Archaeologists believe embankment dams constructed during the Achaemenid era (c. 550 – 330 BC) and their role in water management is still a source of inspiration for modern architects and engineers.
“Achaemenid-era embankment dams were built with such knowledge, extent, and durability that after 25 centuries, [modern] earthen dams are still built per the Achaemenid engineering model,” Hamia Karami says.
The archaeologist pointed to “Bostan Khani” Dam, which is registered in the National Heritage list, as one of the “engineer masterpieces” the Achaemenids, saying: “Excavations and surveys on Bostan Khani Dam, as one of the engineering masterpieces of the Achaemenid period… can increase our knowledge and understanding of the methods and techniques of dam construction and architectural structure that is currently being practiced.”

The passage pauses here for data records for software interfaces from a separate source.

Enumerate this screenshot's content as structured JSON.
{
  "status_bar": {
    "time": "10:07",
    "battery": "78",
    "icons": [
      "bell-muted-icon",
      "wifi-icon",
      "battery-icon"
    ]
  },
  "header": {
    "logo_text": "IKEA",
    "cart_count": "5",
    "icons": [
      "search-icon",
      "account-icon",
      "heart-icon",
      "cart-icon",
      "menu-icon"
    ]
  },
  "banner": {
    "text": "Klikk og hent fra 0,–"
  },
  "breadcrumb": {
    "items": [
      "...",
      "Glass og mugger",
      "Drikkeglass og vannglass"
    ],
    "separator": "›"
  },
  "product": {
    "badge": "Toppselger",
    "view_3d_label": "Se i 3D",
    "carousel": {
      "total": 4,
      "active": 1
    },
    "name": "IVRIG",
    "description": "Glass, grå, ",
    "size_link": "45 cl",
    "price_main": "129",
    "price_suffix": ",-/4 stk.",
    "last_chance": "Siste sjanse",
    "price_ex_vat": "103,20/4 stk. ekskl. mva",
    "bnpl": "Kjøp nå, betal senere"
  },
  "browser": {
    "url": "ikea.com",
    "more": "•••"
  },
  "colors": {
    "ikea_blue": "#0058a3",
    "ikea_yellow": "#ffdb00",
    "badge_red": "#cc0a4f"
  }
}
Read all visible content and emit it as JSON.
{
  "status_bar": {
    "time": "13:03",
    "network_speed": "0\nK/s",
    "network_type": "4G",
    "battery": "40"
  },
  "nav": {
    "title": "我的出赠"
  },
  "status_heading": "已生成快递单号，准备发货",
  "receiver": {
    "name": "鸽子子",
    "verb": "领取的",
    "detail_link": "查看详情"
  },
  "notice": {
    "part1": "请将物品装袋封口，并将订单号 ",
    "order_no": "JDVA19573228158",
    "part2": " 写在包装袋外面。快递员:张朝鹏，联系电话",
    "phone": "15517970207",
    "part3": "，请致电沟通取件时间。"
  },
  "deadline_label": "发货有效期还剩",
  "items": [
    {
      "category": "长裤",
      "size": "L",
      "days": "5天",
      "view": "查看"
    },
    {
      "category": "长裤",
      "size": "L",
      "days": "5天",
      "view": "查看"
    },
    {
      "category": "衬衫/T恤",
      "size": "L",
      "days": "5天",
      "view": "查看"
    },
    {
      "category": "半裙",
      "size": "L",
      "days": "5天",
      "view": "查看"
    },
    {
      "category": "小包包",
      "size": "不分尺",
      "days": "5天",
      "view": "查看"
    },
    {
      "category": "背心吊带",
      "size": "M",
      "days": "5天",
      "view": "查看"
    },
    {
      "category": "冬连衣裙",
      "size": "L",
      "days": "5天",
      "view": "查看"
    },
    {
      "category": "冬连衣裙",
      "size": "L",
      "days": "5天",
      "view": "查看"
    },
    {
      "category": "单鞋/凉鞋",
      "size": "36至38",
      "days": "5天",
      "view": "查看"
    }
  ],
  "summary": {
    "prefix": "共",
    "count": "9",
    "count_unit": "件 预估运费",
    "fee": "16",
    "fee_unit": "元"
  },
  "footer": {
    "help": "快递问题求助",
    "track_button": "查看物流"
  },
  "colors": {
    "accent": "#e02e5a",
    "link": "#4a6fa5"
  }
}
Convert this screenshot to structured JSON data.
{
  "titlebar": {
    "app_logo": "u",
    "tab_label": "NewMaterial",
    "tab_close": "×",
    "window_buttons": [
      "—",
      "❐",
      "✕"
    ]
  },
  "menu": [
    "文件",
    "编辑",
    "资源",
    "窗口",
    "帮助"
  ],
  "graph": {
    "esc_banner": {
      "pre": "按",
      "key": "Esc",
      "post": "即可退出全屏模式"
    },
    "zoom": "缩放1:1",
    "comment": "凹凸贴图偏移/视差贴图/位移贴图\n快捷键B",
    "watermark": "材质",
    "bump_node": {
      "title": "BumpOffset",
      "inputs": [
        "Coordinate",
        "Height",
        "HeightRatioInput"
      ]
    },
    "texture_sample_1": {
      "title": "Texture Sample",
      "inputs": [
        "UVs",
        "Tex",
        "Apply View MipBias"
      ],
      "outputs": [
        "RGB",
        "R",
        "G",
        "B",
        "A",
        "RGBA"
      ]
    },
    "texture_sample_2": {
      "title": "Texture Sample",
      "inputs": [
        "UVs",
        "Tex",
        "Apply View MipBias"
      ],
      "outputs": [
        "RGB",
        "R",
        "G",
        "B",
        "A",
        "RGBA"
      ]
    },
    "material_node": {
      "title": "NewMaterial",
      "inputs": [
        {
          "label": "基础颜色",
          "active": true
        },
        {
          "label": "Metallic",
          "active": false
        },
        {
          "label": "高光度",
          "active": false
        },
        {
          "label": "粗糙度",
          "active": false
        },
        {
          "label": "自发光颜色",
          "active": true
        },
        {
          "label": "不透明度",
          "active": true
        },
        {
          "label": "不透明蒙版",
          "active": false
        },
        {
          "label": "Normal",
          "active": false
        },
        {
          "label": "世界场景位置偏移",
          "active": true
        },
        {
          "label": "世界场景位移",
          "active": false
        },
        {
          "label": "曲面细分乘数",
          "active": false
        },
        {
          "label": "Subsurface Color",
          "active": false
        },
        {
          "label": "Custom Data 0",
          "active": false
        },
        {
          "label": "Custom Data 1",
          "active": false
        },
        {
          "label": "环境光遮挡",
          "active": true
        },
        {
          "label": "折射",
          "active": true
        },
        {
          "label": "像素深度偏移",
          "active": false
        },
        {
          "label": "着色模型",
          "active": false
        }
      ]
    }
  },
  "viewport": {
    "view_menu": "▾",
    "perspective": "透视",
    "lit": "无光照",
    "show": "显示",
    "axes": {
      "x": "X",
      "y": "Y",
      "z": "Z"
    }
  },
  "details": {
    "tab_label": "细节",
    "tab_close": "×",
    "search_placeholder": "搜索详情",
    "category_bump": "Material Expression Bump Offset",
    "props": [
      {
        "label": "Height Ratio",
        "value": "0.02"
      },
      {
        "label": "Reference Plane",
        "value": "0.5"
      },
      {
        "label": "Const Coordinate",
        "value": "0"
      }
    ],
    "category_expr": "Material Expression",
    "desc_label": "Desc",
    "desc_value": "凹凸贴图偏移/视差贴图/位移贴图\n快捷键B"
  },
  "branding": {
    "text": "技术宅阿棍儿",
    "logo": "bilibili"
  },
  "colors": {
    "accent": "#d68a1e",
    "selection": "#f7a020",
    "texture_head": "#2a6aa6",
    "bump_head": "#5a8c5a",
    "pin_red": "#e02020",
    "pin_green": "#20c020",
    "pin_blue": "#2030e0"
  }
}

Located on a branch of the Pulwar River, near the UNESCO-registered Pasargadae, the dam is designed to contain floods and store large amounts of water for public use as well as use in agriculture and horticulture.
The Achaemenid [Persian] Empire was the largest and most durable empire of its time. The empire stretched from Ethiopia, through Egypt, to Greece, to Anatolia (modern Turkey), Central Asia, and to India.
Building activity was extensive during the height of the empire, and of the several Achaemenian capitals, the ruins at Pasargadae and Persepolis are probably the most outstanding. Achaemenian sculptured reliefs and a great number of smaller art objects present a remarkably unified style for the period. Metalwork, especially in gold, was highly developed, and a variety of carefully executed examples survive.